Other recommended vaccinations
The following vaccinations are also recommended for adults, as they have already proven their effectiveness and ensure reliable safety:
- Pneumococcal vaccine (Sinflorix) protects against serious diseases such as meningitis, pneumonia or sepsis. This vaccine especially recommended for the elderly (65 years and older).
- Meningococcal infection is another dangerous infection that affects the membranes of the brain and spinal cord. Vaccination with Menaktra or Nimenrix is recommended for children, immunocompromised people, pregnant women, and microbiologists working in laboratories with pathogenic bacteria.
- Hepatitis A vaccine (Havrix) is recommended for children and adults, as well as those planning to visit countries endemic for the disease, such as Africa or South America.
- Vaccination against chickenpox (Varilrix) is recommended for all adults who have not suffered from this disease in childhood, as well as for women planning a pregnancy.
- Vaccination against human papillomavirus (HPV) (Cervarix, Gardasir). Human papillomavirus (HPV) types 16 and 18 are responsible for approximately 70% of cervical cancers in the world, as well as causing anal and other cancers.

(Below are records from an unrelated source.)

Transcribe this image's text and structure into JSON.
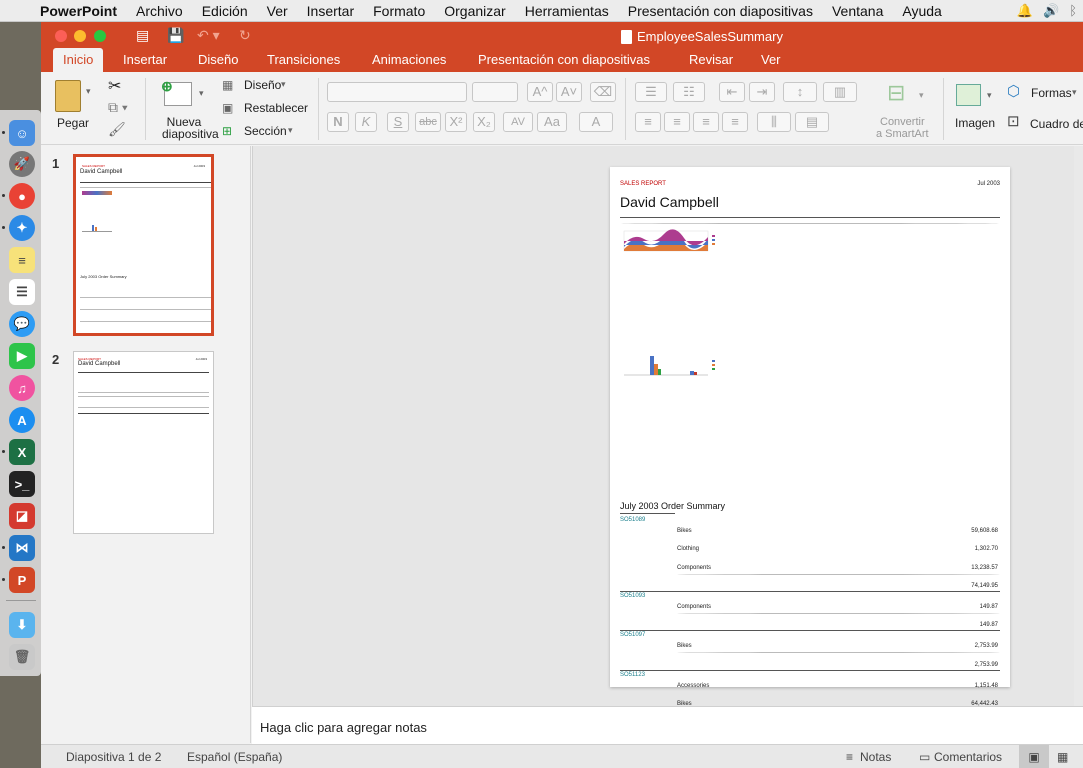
{
  "menubar": {
    "app": "PowerPoint",
    "items": [
      "Archivo",
      "Edición",
      "Ver",
      "Insertar",
      "Formato",
      "Organizar",
      "Herramientas",
      "Presentación con diapositivas",
      "Ventana",
      "Ayuda"
    ]
  },
  "window": {
    "title": "EmployeeSalesSummary",
    "tabs": [
      "Inicio",
      "Insertar",
      "Diseño",
      "Transiciones",
      "Animaciones",
      "Presentación con diapositivas",
      "Revisar",
      "Ver"
    ],
    "active_tab": "Inicio"
  },
  "ribbon": {
    "paste": "Pegar",
    "new_slide": "Nueva diapositiva",
    "layout": "Diseño",
    "reset": "Restablecer",
    "section": "Sección",
    "convert_smartart_1": "Convertir",
    "convert_smartart_2": "a SmartArt",
    "image": "Imagen",
    "shapes": "Formas",
    "textbox": "Cuadro de"
  },
  "thumbnails": {
    "slide1_num": "1",
    "slide2_num": "2"
  },
  "slide": {
    "report_label": "SALES REPORT",
    "date": "Jul 2003",
    "employee": "David Campbell",
    "summary_title": "July 2003 Order Summary",
    "orders": [
      {
        "id": "SO51089",
        "lines": [
          {
            "category": "Bikes",
            "amount": "59,608.68"
          },
          {
            "category": "Clothing",
            "amount": "1,302.70"
          },
          {
            "category": "Components",
            "amount": "13,238.57"
          }
        ],
        "total": "74,149.95"
      },
      {
        "id": "SO51093",
        "lines": [
          {
            "category": "Components",
            "amount": "149.87"
          }
        ],
        "total": "149.87"
      },
      {
        "id": "SO51097",
        "lines": [
          {
            "category": "Bikes",
            "amount": "2,753.99"
          }
        ],
        "total": "2,753.99"
      },
      {
        "id": "SO51123",
        "lines": [
          {
            "category": "Accessories",
            "amount": "1,151.48"
          },
          {
            "category": "Bikes",
            "amount": "64,442.43"
          }
        ]
      }
    ]
  },
  "notes": {
    "placeholder": "Haga clic para agregar notas"
  },
  "statusbar": {
    "slide_of": "Diapositiva 1 de 2",
    "language": "Español (España)",
    "notes": "Notas",
    "comments": "Comentarios"
  },
  "colors": {
    "accent": "#d24726",
    "order_id": "#1a7f8c",
    "report_label": "#c00000"
  }
}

Vaccination is recommended for all adults under the age of 26. Occasionally, there may be indications for vaccination of adults between the ages of 27 and 45, after talking to your physician about the risk of new HPV infections and the possible benefits of vaccination.
- If you are planning to travel abroad, you may need some vaccinations. To do this, you need to consult with your physician to determine from which of infectious diseases you should get vaccines. It is best to make an appointment to receive the recommended vaccines at least 4-6 weeks before the trip. Planning ahead will give you plenty of time to schedule your appointments and best protect against vaccines that may need multiple doses.
Contraindications to vaccination
Vaccination is very important for health protection. In fact, there are not a lot of conditions when vaccinations are prohibited
Absolute contraindications for vaccinations include:
- history of anaphylactic reaction to a previous dose of vaccine;
- severe immunosuppression / immunodeficiency - live vaccines are contraindicated;
- acute diseases with fever above 38.0 ° C - contraindications for routine vaccination;
- pregnancy - the introduction of live vaccines is contraindicated.
- There are no restrictions in respect of food, drinks, procedures and manipulations;
- Additional analyzes are not required;
- If you have now any acute disease or an chronic disease in acute stage, you can be vaccinated the next day after the end of the manifestations;
- IT IS POSSIBLE to combine flu vaccination with other vaccines on the same day, Universum Clinic doctors will select the vaccination schedule you need
- The client fills out consent for vaccination;
- Doctor in Universum Clinic examines the Client, has conversation about medical and health history , measures the body temperature;
- The vaccine is injected into the forearm of the left hand (or the hand on which the person does not sleep);
- The client receives a certificate of vaccination and international passport of vaccinations, which can be obtained at the Universum Clinic after the vaccination.
- there are no lifestyle restrictions
- you can contact others people, maintain your usual lifestyle;
- the injection site can be wetted with water, but preferably not rubbed with a towel or clothes.
- A local reaction after vaccination can be observed in 10% of vaccinations and manifest itself (increase, swelling, redness of the injection site) lasts 1-5 days;
- General reaction like fever, headache, fatigue (tiredrness) consider to be normal reaction during 1-5 days
- In case of fever and temperature over 38*C you can take over-the-counter (OTC) medicine, such as ibuprofen, paracetomol.
- Such a reaction is normal within 1-3 days;
- If you find any other side effects, please contact your doctor or clinic to get doctor's appointment